Superintendent William Hite said that his voice might stay calm, but he is definitely not calm about whether he will be able to open schools on time. He was expecting at least to have access by now to $50 million in new funds from the city — and he still doesn’t have it as Mayor Nutter and City Council remain at odds over the best way to make it available.
"I will not be irresponsible in putting students into environments that are not able to serve their needs," Hite said in an interview Wednesday. "At the moment, a principal and a secretary in a 3,000-student high school is not sufficient to serve the needs of students there." Northeast High School has 3,000 students.
So far, he has access to only a small portion of the additional funds from what one frustrated official described as the "contortionist deal" worked out in Harrisburg to close the District’s financial hole. The $50 million was supposed to be a loan against a future sales tax extension that the City Council has yet to approve, partly because members don’t agree that all the revenue should be directed to the District.
And a promised one-shot, $45 million state payment is dependent on certification from the state secetary of education that the District is putting certain reforms in place. Presumably, this will require changes like the severe dilution, if not elimination, of seniority protection, a change that is anathema to the teachers’ union.
In all, that’s $95 million that still can’t be added to the budget.
"Everybody is celebrating the return of one secretary per school and art and music and sports, but there is a lot more still needed in order to open schools," Hite said. "This is getting down to crunch time for us."
School opening is still six weeks away, but Hite said this does not mean schools can be readied for opening if the money is released in week five.
The funding available to the District now, he said, "is nowhere near sufficient to open schools. … My point is about the urgency of this.

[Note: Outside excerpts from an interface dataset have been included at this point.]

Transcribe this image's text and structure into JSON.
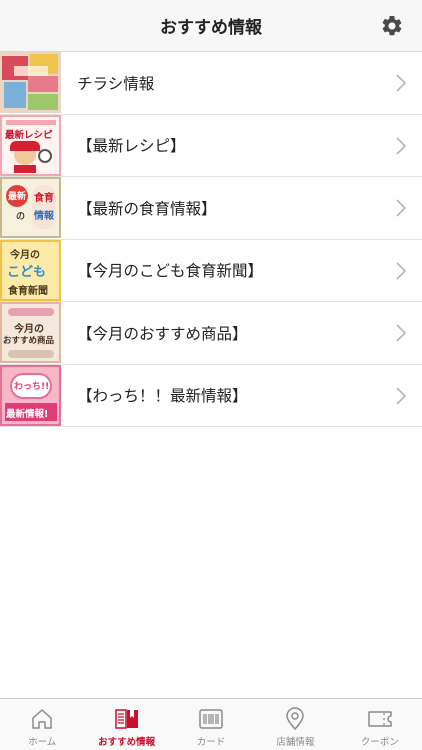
{
  "header": {
    "title": "おすすめ情報"
  },
  "items": [
    {
      "label": "チラシ情報",
      "thumb_icon": "flyer-collage-thumbnail"
    },
    {
      "label": "【最新レシピ】",
      "thumb_icon": "latest-recipe-thumbnail",
      "thumb_text": "最新レシピ"
    },
    {
      "label": "【最新の食育情報】",
      "thumb_icon": "food-education-thumbnail",
      "thumb_text": [
        "最新",
        "の",
        "食育",
        "情報"
      ]
    },
    {
      "label": "【今月のこども食育新聞】",
      "thumb_icon": "kids-newspaper-thumbnail",
      "thumb_text": [
        "今月の",
        "こども",
        "食育新聞"
      ]
    },
    {
      "label": "【今月のおすすめ商品】",
      "thumb_icon": "recommended-products-thumbnail",
      "thumb_text": [
        "今月の",
        "おすすめ商品"
      ]
    },
    {
      "label": "【わっち！！最新情報】",
      "thumb_icon": "wacchi-news-thumbnail",
      "thumb_text": [
        "わっち!!",
        "最新情報!"
      ]
    }
  ],
  "tabs": [
    {
      "label": "ホーム",
      "icon": "home-icon",
      "active": false
    },
    {
      "label": "おすすめ情報",
      "icon": "book-icon",
      "active": true
    },
    {
      "label": "カード",
      "icon": "barcode-icon",
      "active": false
    },
    {
      "label": "店舗情報",
      "icon": "location-pin-icon",
      "active": false
    },
    {
      "label": "クーポン",
      "icon": "coupon-icon",
      "active": false
    }
  ],
  "colors": {
    "accent": "#c8102e",
    "inactive": "#8a8a8a",
    "header_bg": "#f7f7f7"
  }
}
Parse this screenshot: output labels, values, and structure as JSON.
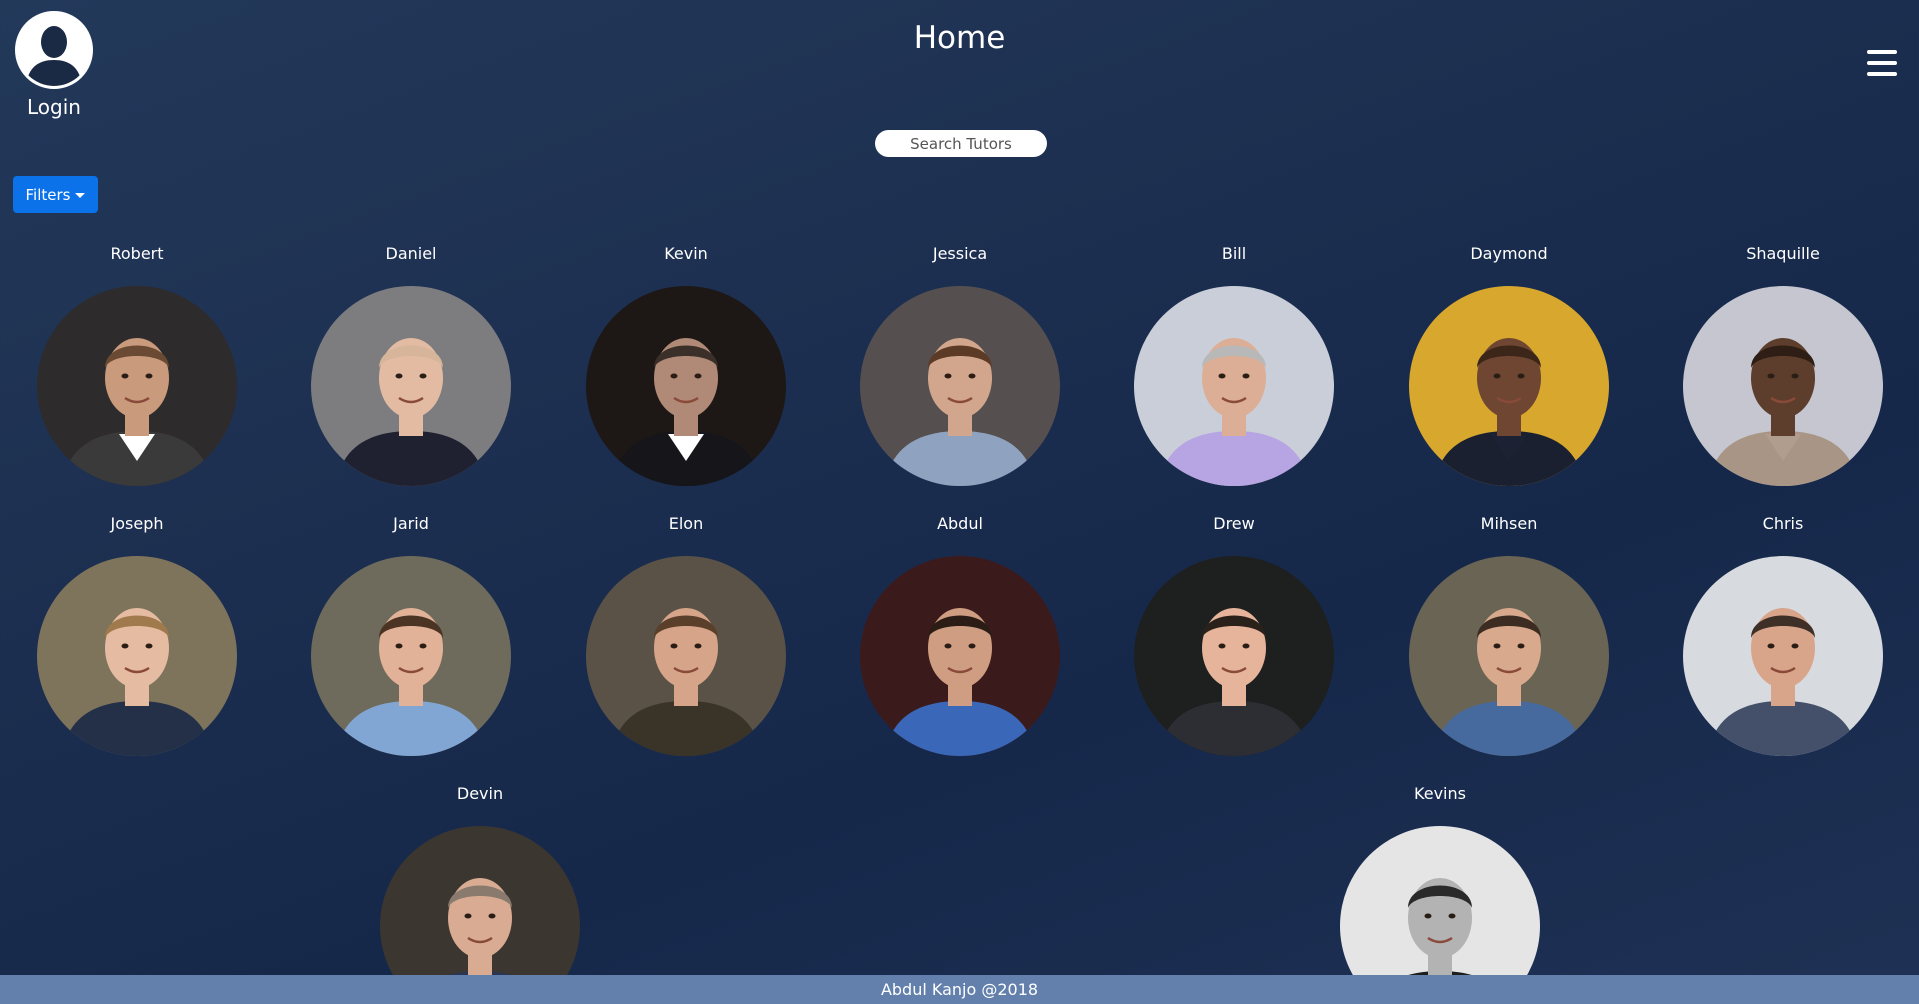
{
  "header": {
    "title": "Home",
    "login_label": "Login",
    "menu_icon": "hamburger-menu-icon",
    "avatar_icon": "user-silhouette-icon"
  },
  "search": {
    "placeholder": "Search Tutors",
    "value": ""
  },
  "filters": {
    "label": "Filters"
  },
  "tutors": [
    {
      "name": "Robert",
      "bg": "#2e2b2c",
      "skin": "#c99a7c",
      "hair": "#6b4a33",
      "shirt": "#ffffff",
      "jacket": "#3a3a3a"
    },
    {
      "name": "Daniel",
      "bg": "#7d7d80",
      "skin": "#e2bba2",
      "hair": "#d6b59b",
      "shirt": "#1f2030",
      "jacket": "#1f2030"
    },
    {
      "name": "Kevin",
      "bg": "#1d1816",
      "skin": "#b08a76",
      "hair": "#3a3029",
      "shirt": "#ffffff",
      "jacket": "#15151a"
    },
    {
      "name": "Jessica",
      "bg": "#55504f",
      "skin": "#d2a68c",
      "hair": "#5b3a26",
      "shirt": "#8fa3c0",
      "jacket": "#8fa3c0"
    },
    {
      "name": "Bill",
      "bg": "#c9ced8",
      "skin": "#dcae95",
      "hair": "#b8b8b8",
      "shirt": "#b7a4e2",
      "jacket": "#b7a4e2"
    },
    {
      "name": "Daymond",
      "bg": "#d7a82d",
      "skin": "#6e4631",
      "hair": "#3c261a",
      "shirt": "#1c2233",
      "jacket": "#1a2030"
    },
    {
      "name": "Shaquille",
      "bg": "#c5c6cf",
      "skin": "#5d3e2c",
      "hair": "#2e1e15",
      "shirt": "#b09d8e",
      "jacket": "#a99585"
    },
    {
      "name": "Joseph",
      "bg": "#7e735b",
      "skin": "#e5bba2",
      "hair": "#a07a4c",
      "shirt": "#233047",
      "jacket": "#233047"
    },
    {
      "name": "Jarid",
      "bg": "#6f6b5c",
      "skin": "#e1b298",
      "hair": "#4b3424",
      "shirt": "#82a6d4",
      "jacket": "#82a6d4"
    },
    {
      "name": "Elon",
      "bg": "#5a5246",
      "skin": "#d6a488",
      "hair": "#5a3f2a",
      "shirt": "#3a3327",
      "jacket": "#3a3327"
    },
    {
      "name": "Abdul",
      "bg": "#3b1a1c",
      "skin": "#cf9e82",
      "hair": "#2b1d16",
      "shirt": "#3b67b8",
      "jacket": "#3b67b8"
    },
    {
      "name": "Drew",
      "bg": "#1e2020",
      "skin": "#e6b49a",
      "hair": "#2a211a",
      "shirt": "#2d2e33",
      "jacket": "#2d2e33"
    },
    {
      "name": "Mihsen",
      "bg": "#6a6455",
      "skin": "#d8a98c",
      "hair": "#3d2c22",
      "shirt": "#466a9e",
      "jacket": "#466a9e"
    },
    {
      "name": "Chris",
      "bg": "#d7dadf",
      "skin": "#d8a58a",
      "hair": "#3e2f27",
      "shirt": "#445069",
      "jacket": "#445069"
    },
    {
      "name": "Devin",
      "bg": "#3b3630",
      "skin": "#d9ab92",
      "hair": "#8a7a6e",
      "shirt": "#2b3552",
      "jacket": "#2b3552"
    },
    {
      "name": "Kevins",
      "bg": "#e5e5e5",
      "skin": "#b3b3b3",
      "hair": "#2a2a2a",
      "shirt": "#1e1e1e",
      "jacket": "#1e1e1e"
    }
  ],
  "footer": {
    "text": "Abdul Kanjo @2018"
  }
}
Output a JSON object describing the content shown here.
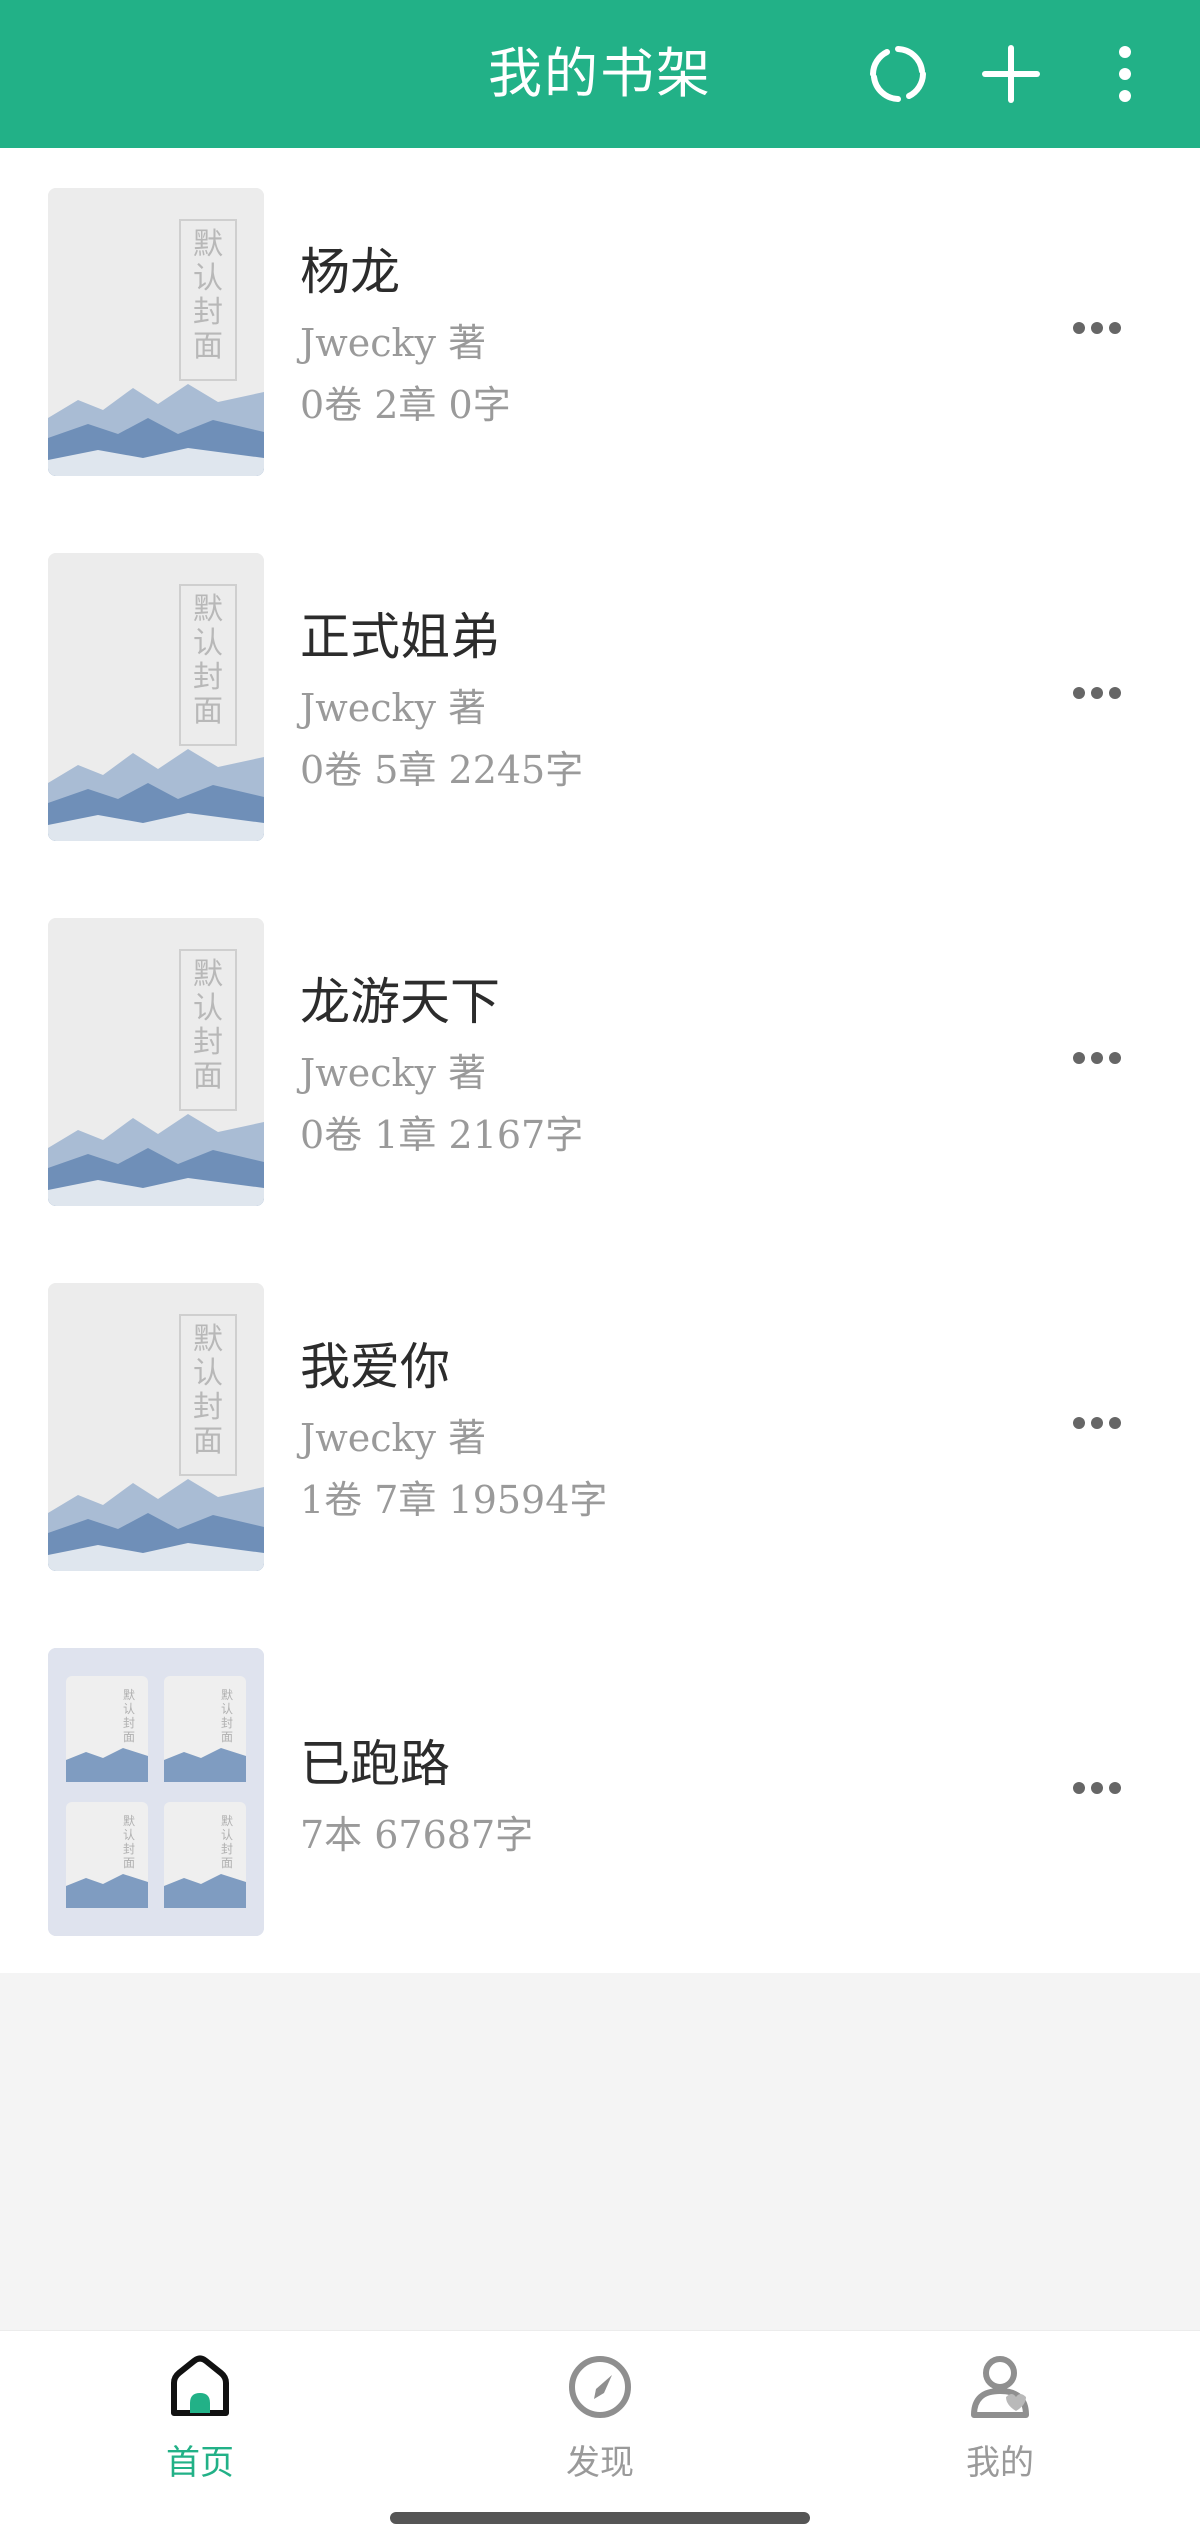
{
  "colors": {
    "accent": "#22b187",
    "title_text": "#2c2c2c",
    "meta_text": "#9a9a9a",
    "group_cover_bg": "#dfe3ee"
  },
  "header": {
    "title": "我的书架",
    "actions": [
      {
        "icon": "refresh-icon"
      },
      {
        "icon": "add-icon"
      },
      {
        "icon": "more-vertical-icon"
      }
    ]
  },
  "books": [
    {
      "title": "杨龙",
      "author": "Jwecky  著",
      "stats": "0卷  2章  0字",
      "cover_text": "默认封面",
      "more_icon": "more-horizontal-icon"
    },
    {
      "title": "正式姐弟",
      "author": "Jwecky  著",
      "stats": "0卷  5章  2245字",
      "cover_text": "默认封面",
      "more_icon": "more-horizontal-icon"
    },
    {
      "title": "龙游天下",
      "author": "Jwecky  著",
      "stats": "0卷  1章  2167字",
      "cover_text": "默认封面",
      "more_icon": "more-horizontal-icon"
    },
    {
      "title": "我爱你",
      "author": "Jwecky  著",
      "stats": "1卷  7章  19594字",
      "cover_text": "默认封面",
      "more_icon": "more-horizontal-icon"
    }
  ],
  "group": {
    "title": "已跑路",
    "stats": "7本  67687字",
    "cover_text": "默认封面",
    "more_icon": "more-horizontal-icon"
  },
  "nav": [
    {
      "label": "首页",
      "icon": "home-icon",
      "active": true
    },
    {
      "label": "发现",
      "icon": "compass-icon",
      "active": false
    },
    {
      "label": "我的",
      "icon": "user-icon",
      "active": false
    }
  ]
}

It’s not likely we will be in a position to open schools if in fact we don’t have access to at least the revenue portion we thought we would have by now."
The School District of Philadelphia faces an unprecedented situation – uncertainty over whether it will be in a position to open safe and functioning schools in September.
This daily feature is an effort to highlight developments and motivate action as we get closer to the beginnng of the school year. We encourage readers to send us information about both concerns and breakthroughs to email@example.com.